Next is a 1972 Suzuki Rover. Put it on the front of your motorhome and hang out at the KOA’s across the country on your way to visit the Grandkids in Florida. Actually, this could be a really fun little trail bike, however, it went over like a fart in church. Didn’t sell. But hey, everybody can use something to take up space in their garage. You could probably hide this little bike behind all the other junk your wife doesn’t know about (yeah right).
It’s a pretty interesting package deal. Click on the pics for more info and pictures. And by the way, this seller is by far the worst picture taker I have ever seen! Do not let him or her come to your wedding!!!
A German company started by a Danish engineer. Dampf-Kraft-Wagen. Started in 1916 building steam powered cars. The cars didn’t do so well but while building cars they were also toying around with a small size two stroke engine and in 1919 took that little engine stuck it in a motorcycle frame and called it ‘Des Klein Wunder’…The Little Marvel.
In the 1920’s and 30’s DKW was the worlds largest motorcycle manufacturer. They were dominant in racing both on and off road. In 1931 they started using the split single motor, also known as the ‘Twingle’. A really cool design, essentially it’s one cylinder but with two pistons inside, one for intake and one for exhaust. It’s an incredibly efficient design.
More history here for you…in 1932 DKW merged with Audi, Horsh and Wanderer and created Auto Union, today simply known as Audi. Then came World War 2. After the war was the ‘reparation act’, too much history to go into here about that but here’s what happened…the designs for DKW’s 125 two stroke were given to BSA for their Bantam model and to Harley Davidson for their Hummer.
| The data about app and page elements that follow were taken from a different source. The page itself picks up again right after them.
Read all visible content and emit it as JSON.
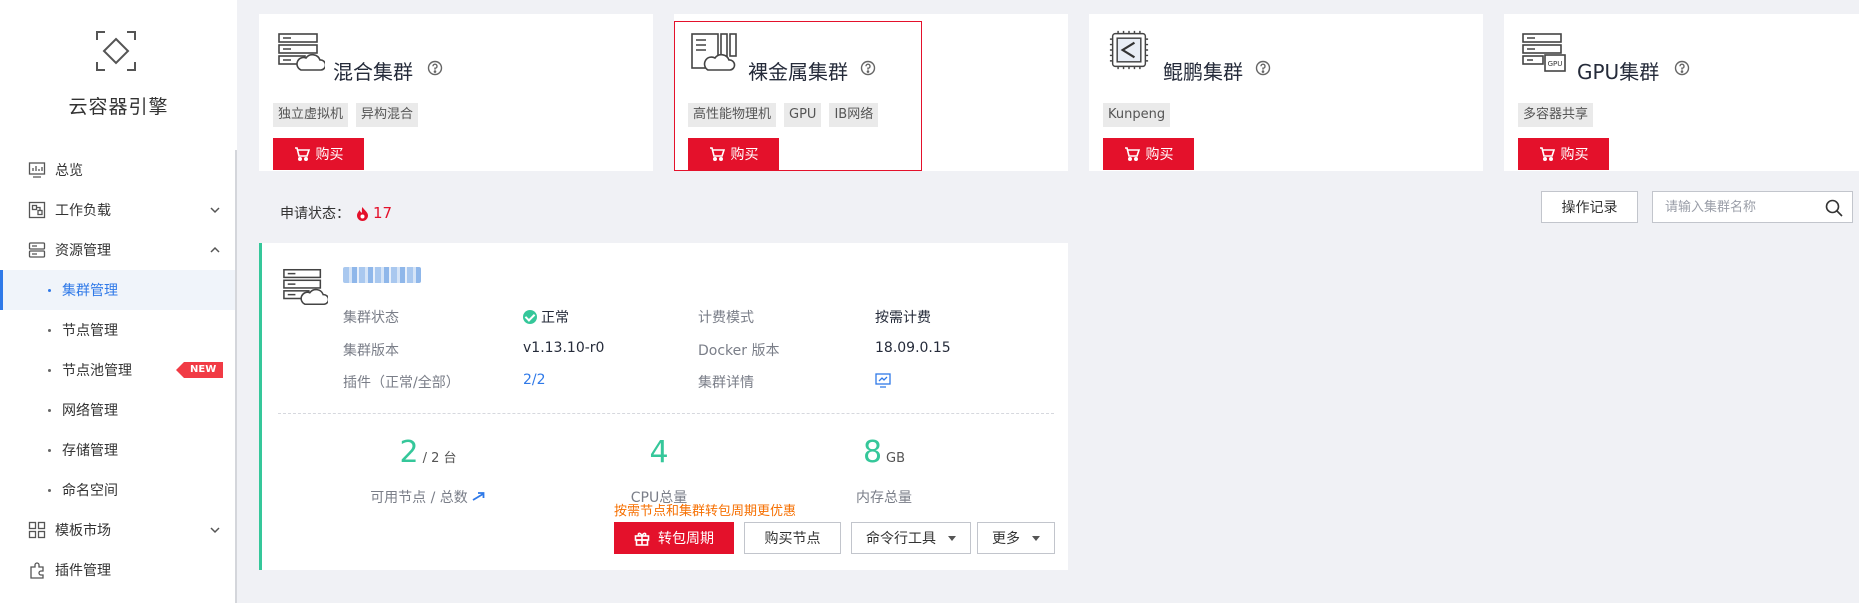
{
  "sidebar": {
    "brand_title": "云容器引擎",
    "items": [
      {
        "label": "总览"
      },
      {
        "label": "工作负载"
      },
      {
        "label": "资源管理"
      },
      {
        "label": "模板市场"
      },
      {
        "label": "插件管理"
      }
    ],
    "sub_items": [
      {
        "label": "集群管理",
        "active": true
      },
      {
        "label": "节点管理"
      },
      {
        "label": "节点池管理",
        "badge": "NEW"
      },
      {
        "label": "网络管理"
      },
      {
        "label": "存储管理"
      },
      {
        "label": "命名空间"
      }
    ]
  },
  "cluster_types": [
    {
      "name": "混合集群",
      "tags": [
        "独立虚拟机",
        "异构混合"
      ],
      "buy_label": "购买",
      "icon": "hybrid-cluster-icon"
    },
    {
      "name": "裸金属集群",
      "tags": [
        "高性能物理机",
        "GPU",
        "IB网络"
      ],
      "buy_label": "购买",
      "icon": "bare-metal-cluster-icon",
      "selected": true
    },
    {
      "name": "鲲鹏集群",
      "tags": [
        "Kunpeng"
      ],
      "buy_label": "购买",
      "icon": "kunpeng-chip-icon"
    },
    {
      "name": "GPU集群",
      "tags": [
        "多容器共享"
      ],
      "buy_label": "购买",
      "icon": "gpu-cluster-icon"
    }
  ],
  "status_bar": {
    "apply_label": "申请状态：",
    "apply_count": "17",
    "op_record_label": "操作记录",
    "search_placeholder": "请输入集群名称"
  },
  "cluster": {
    "name": "kvm-test",
    "fields": {
      "status_label": "集群状态",
      "status_value": "正常",
      "billing_label": "计费模式",
      "billing_value": "按需计费",
      "version_label": "集群版本",
      "version_value": "v1.13.10-r0",
      "docker_label": "Docker 版本",
      "docker_value": "18.09.0.15",
      "addon_label": "插件（正常/全部）",
      "addon_value": "2/2",
      "detail_label": "集群详情"
    },
    "stats": {
      "nodes_available": "2",
      "nodes_total_text": "/ 2 台",
      "nodes_label": "可用节点 / 总数",
      "cpu_value": "4",
      "cpu_label": "CPU总量",
      "mem_value": "8",
      "mem_unit": "GB",
      "mem_label": "内存总量"
    },
    "promo_text": "按需节点和集群转包周期更优惠",
    "actions": {
      "convert_label": "转包周期",
      "buy_node_label": "购买节点",
      "cli_label": "命令行工具",
      "more_label": "更多"
    }
  },
  "colors": {
    "primary_red": "#e4112b",
    "accent_blue": "#2f79e8",
    "success_green": "#35c79a",
    "promo_orange": "#f66f00"
  }
}
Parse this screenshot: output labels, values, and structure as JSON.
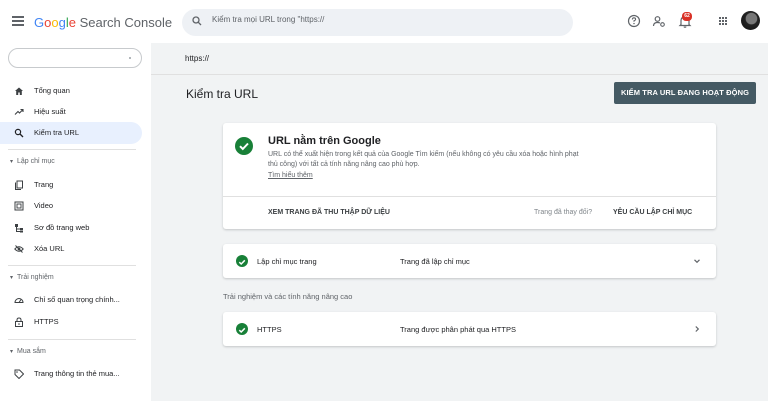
{
  "header": {
    "app_name_parts": [
      "G",
      "o",
      "o",
      "g",
      "l",
      "e"
    ],
    "app_name_rest": " Search Console",
    "search_placeholder": "Kiểm tra mọi URL trong \"https://",
    "notification_count": "62",
    "icons": [
      "menu-icon",
      "search-icon",
      "help-icon",
      "user-settings-icon",
      "bell-icon",
      "apps-grid-icon",
      "avatar"
    ]
  },
  "sidebar": {
    "items": [
      {
        "label": "Tổng quan",
        "icon": "home-icon"
      },
      {
        "label": "Hiệu suất",
        "icon": "trending-up-icon"
      },
      {
        "label": "Kiểm tra URL",
        "icon": "search-icon"
      }
    ],
    "sections": [
      {
        "title": "Lập chỉ mục",
        "items": [
          {
            "label": "Trang",
            "icon": "pages-icon"
          },
          {
            "label": "Video",
            "icon": "video-icon"
          },
          {
            "label": "Sơ đồ trang web",
            "icon": "sitemap-icon"
          },
          {
            "label": "Xóa URL",
            "icon": "eye-off-icon"
          }
        ]
      },
      {
        "title": "Trải nghiệm",
        "items": [
          {
            "label": "Chỉ số quan trọng chính...",
            "icon": "gauge-icon"
          },
          {
            "label": "HTTPS",
            "icon": "lock-icon"
          }
        ]
      },
      {
        "title": "Mua sắm",
        "items": [
          {
            "label": "Trang thông tin thẻ mua...",
            "icon": "tag-icon"
          }
        ]
      }
    ]
  },
  "main": {
    "inspected_url": "https://",
    "page_title": "Kiểm tra URL",
    "live_test_label": "KIỂM TRA URL ĐANG HOẠT ĐỘNG",
    "result": {
      "title": "URL nằm trên Google",
      "description": "URL có thể xuất hiện trong kết quả của Google Tìm kiếm (nếu không có yêu cầu xóa hoặc hình phạt thủ công) với tất cả tính năng nâng cao phù hợp.",
      "learn_more": "Tìm hiểu thêm",
      "view_crawled": "XEM TRANG ĐÃ THU THẬP DỮ LIỆU",
      "page_changed": "Trang đã thay đổi?",
      "request_indexing": "YÊU CẦU LẬP CHỈ MỤC"
    },
    "indexing_row": {
      "name": "Lập chỉ mục trang",
      "status": "Trang đã lập chỉ mục"
    },
    "enhancements_header": "Trải nghiệm và các tính năng nâng cao",
    "https_row": {
      "name": "HTTPS",
      "status": "Trang được phân phát qua HTTPS"
    }
  }
}
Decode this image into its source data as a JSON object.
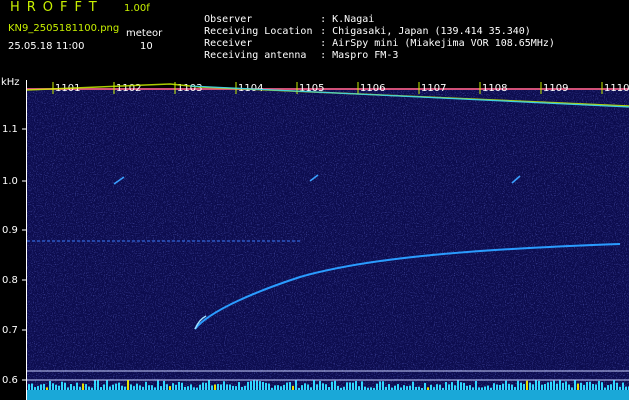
{
  "header": {
    "app_title": "HROFFT",
    "version": "1.00f",
    "filename": "KN9_2505181100.png",
    "mode": "meteor",
    "datetime": "25.05.18 11:00",
    "count": "10"
  },
  "info": [
    {
      "label": "Observer",
      "value": ": K.Nagai"
    },
    {
      "label": "Receiving Location",
      "value": ": Chigasaki, Japan (139.414 35.340)"
    },
    {
      "label": "Receiver",
      "value": ": AirSpy mini (Miakejima VOR 108.65MHz)"
    },
    {
      "label": "Receiving antenna",
      "value": ": Maspro FM-3"
    }
  ],
  "spectrogram": {
    "y_unit": "kHz",
    "y_ticks": [
      "1.1",
      "1.0",
      "0.9",
      "0.8",
      "0.7",
      "0.6"
    ],
    "time_labels": [
      "1101",
      "1102",
      "1103",
      "1104",
      "1105",
      "1106",
      "1107",
      "1108",
      "1109",
      "1110"
    ],
    "colors": {
      "background": "#0c0c4e",
      "trace": "#2a9cff",
      "marker": "#c8f000",
      "text": "#ffffff",
      "baseline": "#30e0ff"
    }
  }
}
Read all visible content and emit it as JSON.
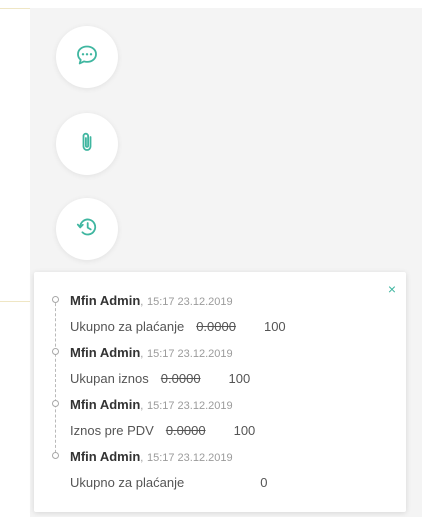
{
  "side_icons": [
    {
      "name": "comment",
      "icon": "chat-bubble-icon"
    },
    {
      "name": "attachment",
      "icon": "paperclip-icon"
    },
    {
      "name": "history",
      "icon": "history-icon"
    }
  ],
  "colors": {
    "accent": "#3fb6a0",
    "background": "#f4f4f4",
    "panel": "#ffffff",
    "text": "#333333",
    "muted": "#9b9b9b"
  },
  "history_panel": {
    "close_label": "×",
    "entries": [
      {
        "user": "Mfin Admin",
        "separator": ",",
        "time": "15:17 23.12.2019",
        "field": "Ukupno za plaćanje",
        "old_value": "0.0000",
        "new_value": "100"
      },
      {
        "user": "Mfin Admin",
        "separator": ",",
        "time": "15:17 23.12.2019",
        "field": "Ukupan iznos",
        "old_value": "0.0000",
        "new_value": "100"
      },
      {
        "user": "Mfin Admin",
        "separator": ",",
        "time": "15:17 23.12.2019",
        "field": "Iznos pre PDV",
        "old_value": "0.0000",
        "new_value": "100"
      },
      {
        "user": "Mfin Admin",
        "separator": ",",
        "time": "15:17 23.12.2019",
        "field": "Ukupno za plaćanje",
        "old_value": "",
        "new_value": "0"
      }
    ]
  }
}
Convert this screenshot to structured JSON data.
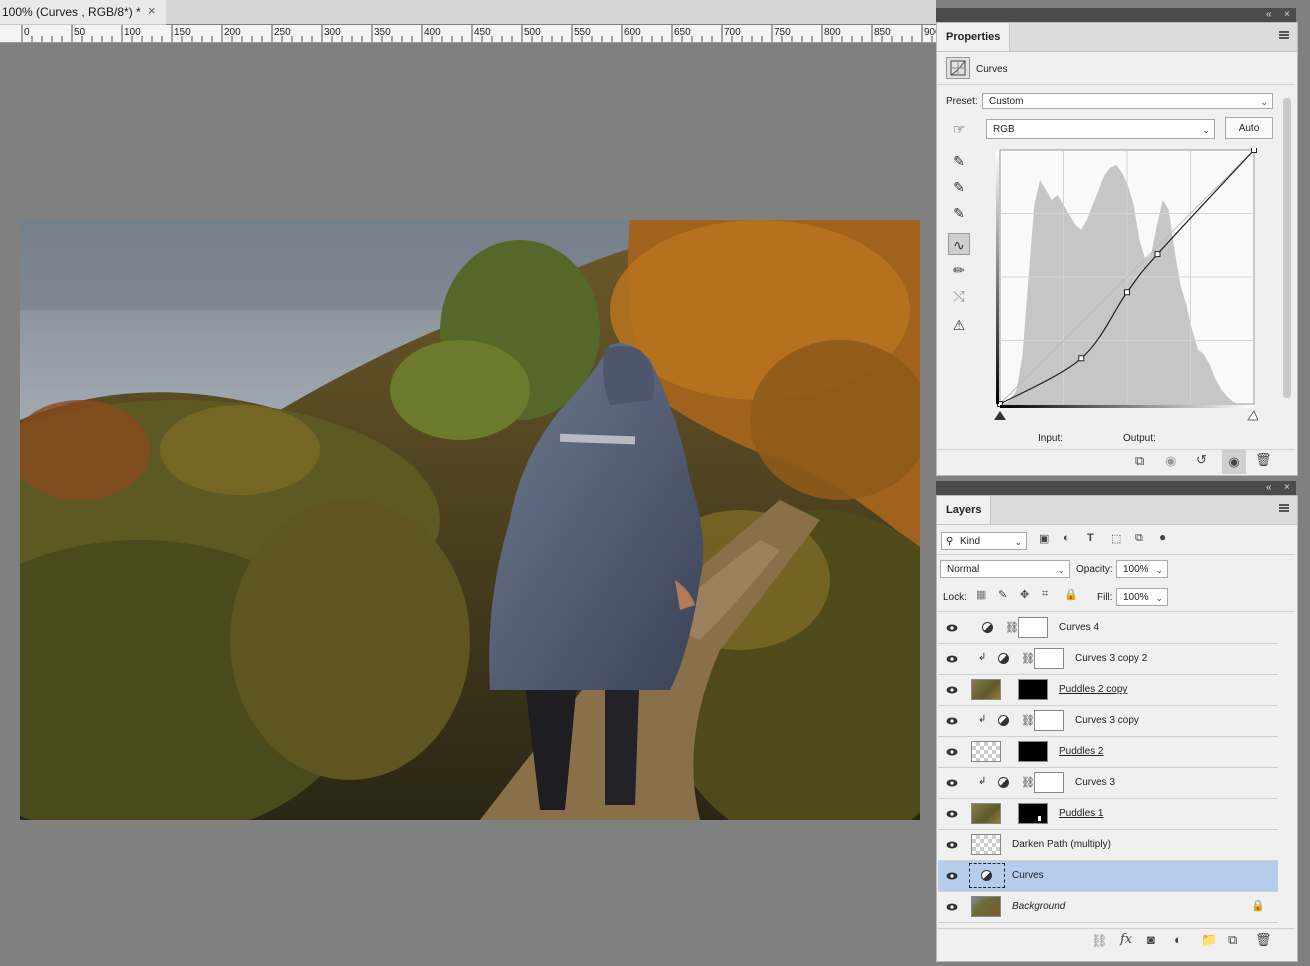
{
  "document": {
    "tab_title": "100% (Curves , RGB/8*) *",
    "close_glyph": "×",
    "ruler_labels": [
      "0",
      "50",
      "100",
      "150",
      "200",
      "250",
      "300",
      "350",
      "400",
      "450",
      "500",
      "550",
      "600",
      "650",
      "700",
      "750",
      "800",
      "850",
      "900"
    ]
  },
  "properties": {
    "tab_label": "Properties",
    "adjustment_label": "Curves",
    "preset_label": "Preset:",
    "preset_value": "Custom",
    "channel_value": "RGB",
    "auto_label": "Auto",
    "input_label": "Input:",
    "output_label": "Output:",
    "curve_points": [
      [
        0,
        0
      ],
      [
        64,
        36
      ],
      [
        100,
        88
      ],
      [
        124,
        118
      ],
      [
        200,
        200
      ]
    ],
    "colors": {
      "histogram": "#c6c6c6",
      "curve": "#222222",
      "grid": "#d4d4d4"
    }
  },
  "layers": {
    "tab_label": "Layers",
    "filter_kind": "Kind",
    "blend_mode": "Normal",
    "opacity_label": "Opacity:",
    "opacity_value": "100%",
    "lock_label": "Lock:",
    "fill_label": "Fill:",
    "fill_value": "100%",
    "items": [
      {
        "name": "Curves 4",
        "type": "adjustment",
        "clipped": false,
        "selected": false
      },
      {
        "name": "Curves 3 copy 2",
        "type": "adjustment",
        "clipped": true,
        "selected": false
      },
      {
        "name": "Puddles 2 copy",
        "type": "image-mask",
        "clipped": false,
        "selected": false
      },
      {
        "name": "Curves 3 copy",
        "type": "adjustment",
        "clipped": true,
        "selected": false
      },
      {
        "name": "Puddles 2",
        "type": "empty-mask",
        "clipped": false,
        "selected": false
      },
      {
        "name": "Curves 3",
        "type": "adjustment",
        "clipped": true,
        "selected": false
      },
      {
        "name": "Puddles 1",
        "type": "image-mask",
        "clipped": false,
        "selected": false
      },
      {
        "name": "Darken Path (multiply)",
        "type": "transparent",
        "clipped": false,
        "selected": false
      },
      {
        "name": "Curves",
        "type": "adjustment",
        "clipped": false,
        "selected": true
      },
      {
        "name": "Background",
        "type": "background",
        "clipped": false,
        "selected": false
      }
    ],
    "colors": {
      "selected_row": "#b3cdea"
    }
  }
}
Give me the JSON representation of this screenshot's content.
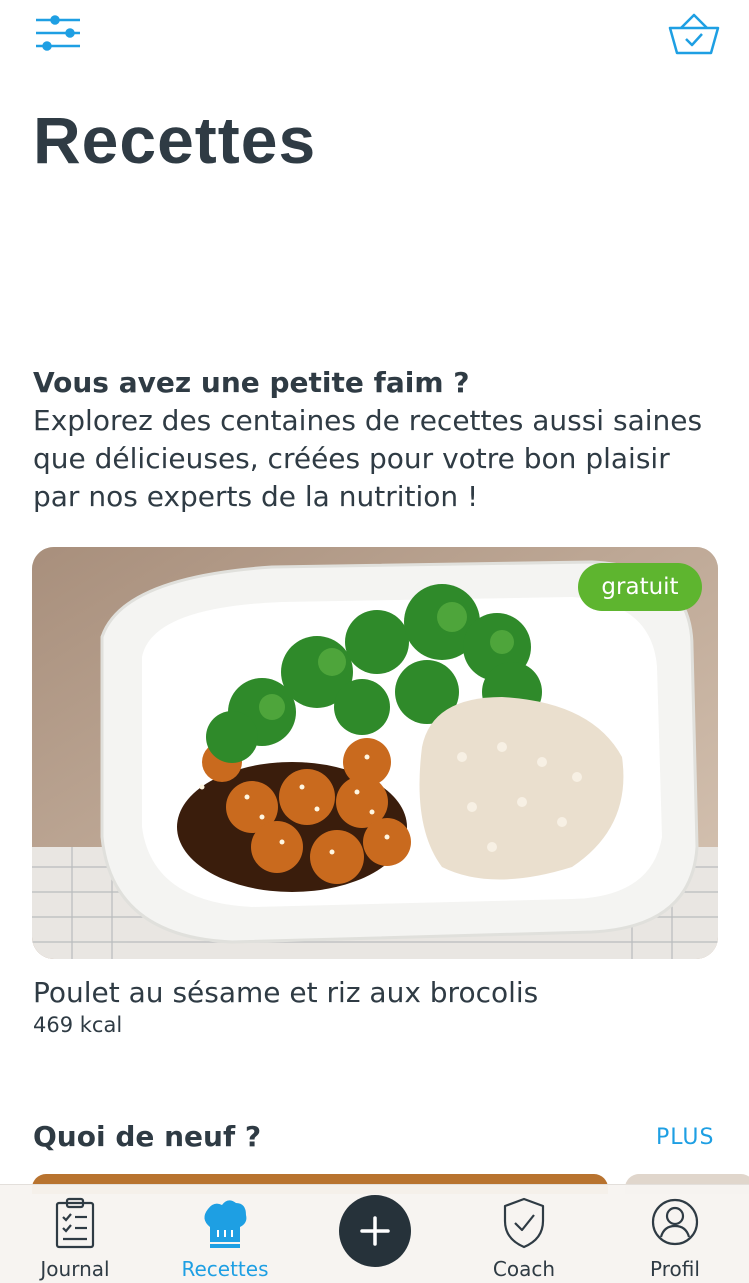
{
  "header": {
    "filter_icon": "sliders-icon",
    "basket_icon": "basket-check-icon"
  },
  "page": {
    "title": "Recettes"
  },
  "intro": {
    "heading": "Vous avez une petite faim ?",
    "body": "Explorez des centaines de recettes aussi saines que délicieuses, créées pour votre bon plaisir par nos experts de la nutrition !"
  },
  "featured": {
    "badge": "gratuit",
    "name": "Poulet au sésame et riz aux brocolis",
    "kcal": "469 kcal"
  },
  "news": {
    "title": "Quoi de neuf ?",
    "more": "PLUS"
  },
  "tabs": [
    {
      "label": "Journal",
      "icon": "clipboard-check-icon"
    },
    {
      "label": "Recettes",
      "icon": "chef-hat-icon",
      "active": true
    },
    {
      "label": "Coach",
      "icon": "shield-check-icon"
    },
    {
      "label": "Profil",
      "icon": "user-circle-icon"
    }
  ],
  "colors": {
    "accent": "#1e9fe3",
    "badge": "#5eb52f",
    "dark": "#2f3b44"
  }
}
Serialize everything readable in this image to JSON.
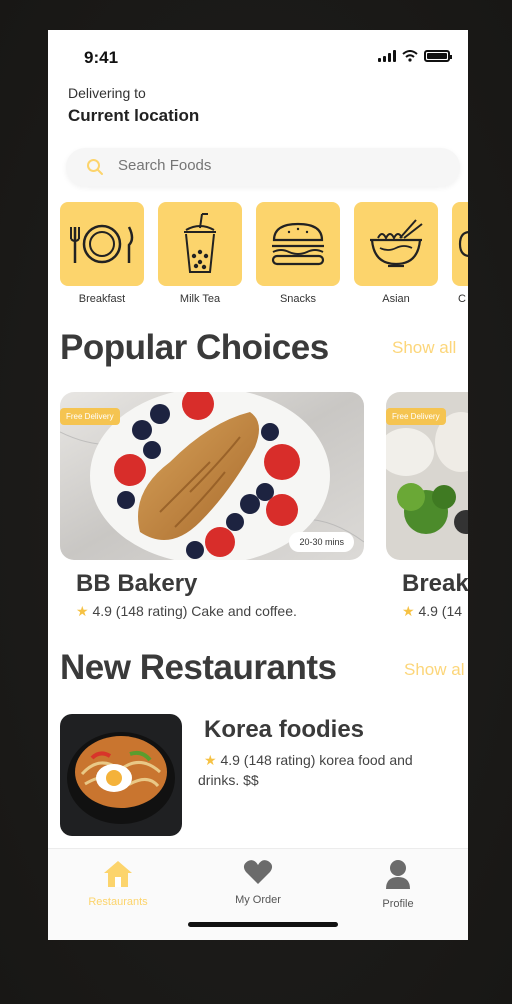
{
  "status": {
    "time": "9:41"
  },
  "header": {
    "delivering_label": "Delivering to",
    "location": "Current location"
  },
  "search": {
    "placeholder": "Search Foods"
  },
  "categories": [
    {
      "label": "Breakfast",
      "icon": "plate-cutlery-icon"
    },
    {
      "label": "Milk Tea",
      "icon": "bubble-tea-icon"
    },
    {
      "label": "Snacks",
      "icon": "burger-icon"
    },
    {
      "label": "Asian",
      "icon": "noodle-bowl-icon"
    },
    {
      "label": "C",
      "icon": "partial-icon"
    }
  ],
  "popular": {
    "title": "Popular Choices",
    "show_all": "Show all",
    "cards": [
      {
        "name": "BB Bakery",
        "rating": "4.9 (148 rating) Cake and coffee.",
        "badge": "Free Delivery",
        "time": "20-30 mins"
      },
      {
        "name": "Break",
        "rating": "4.9 (14",
        "badge": "Free Delivery"
      }
    ]
  },
  "new_restaurants": {
    "title": "New Restaurants",
    "show_all": "Show al",
    "items": [
      {
        "name": "Korea foodies",
        "rating_line1": "4.9 (148 rating) korea food and",
        "rating_line2": "drinks. $$"
      }
    ]
  },
  "tabs": [
    {
      "label": "Restaurants",
      "icon": "home-icon",
      "active": true
    },
    {
      "label": "My Order",
      "icon": "heart-icon",
      "active": false
    },
    {
      "label": "Profile",
      "icon": "user-icon",
      "active": false
    }
  ],
  "colors": {
    "accent": "#fcd46c",
    "text_dark": "#3a3a3a",
    "star": "#f6c244"
  }
}
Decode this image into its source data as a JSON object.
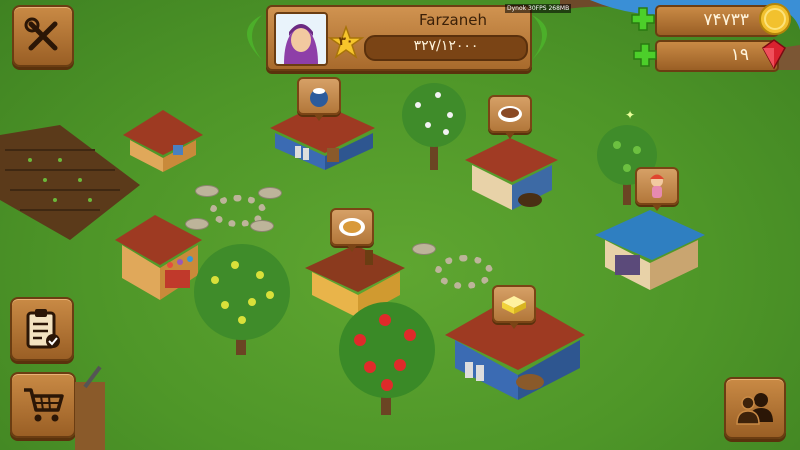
{
  "player": {
    "name": "Farzaneh",
    "level": "۳۰",
    "xp": "۳۲۷/۱۲۰۰۰"
  },
  "resources": {
    "coins": "۷۴۷۳۳",
    "gems": "۱۹"
  },
  "debug": {
    "fps": "Dynok 30FPS 268MB"
  },
  "buttons": {
    "settings": "settings-tools",
    "tasks": "task-list",
    "shop": "shop-cart",
    "friends": "friends"
  },
  "colors": {
    "grass": "#4e9628",
    "wood": "#a86a2c",
    "coin": "#f2c12e",
    "gem": "#d9222f",
    "plus": "#4ccf2a"
  },
  "products": [
    "milk",
    "soup",
    "pastry",
    "doll",
    "butter"
  ]
}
Both were mildly successful (I’m being generous here). After the war DKW moved the factory to West Germany and the original factory was taken up by MZ. DKW kept building both cars and motorbikes, the cars under the Daimler-Benz ownership, which was then bought out by VW. The last DKW 2 stroke automobile was built in 1966. Now you know you everything there is to know about DKW?
This morning I found a beautiful DKW SB200 on ebay, that sadly has become a museum piece. The seller says they have not started it but it does kick through easily. The bike is beautiful. I would hope that with just some minor tinkering it will be a runner. Yes, it would look great in your living room just as it is, but really, get it running , ride it and then park it in your living room after your ride, then roll it out the front door next Sunday and ride it again.
Click on the pics below for more pictures and more info. This is a very cool little motorcycle with a great history.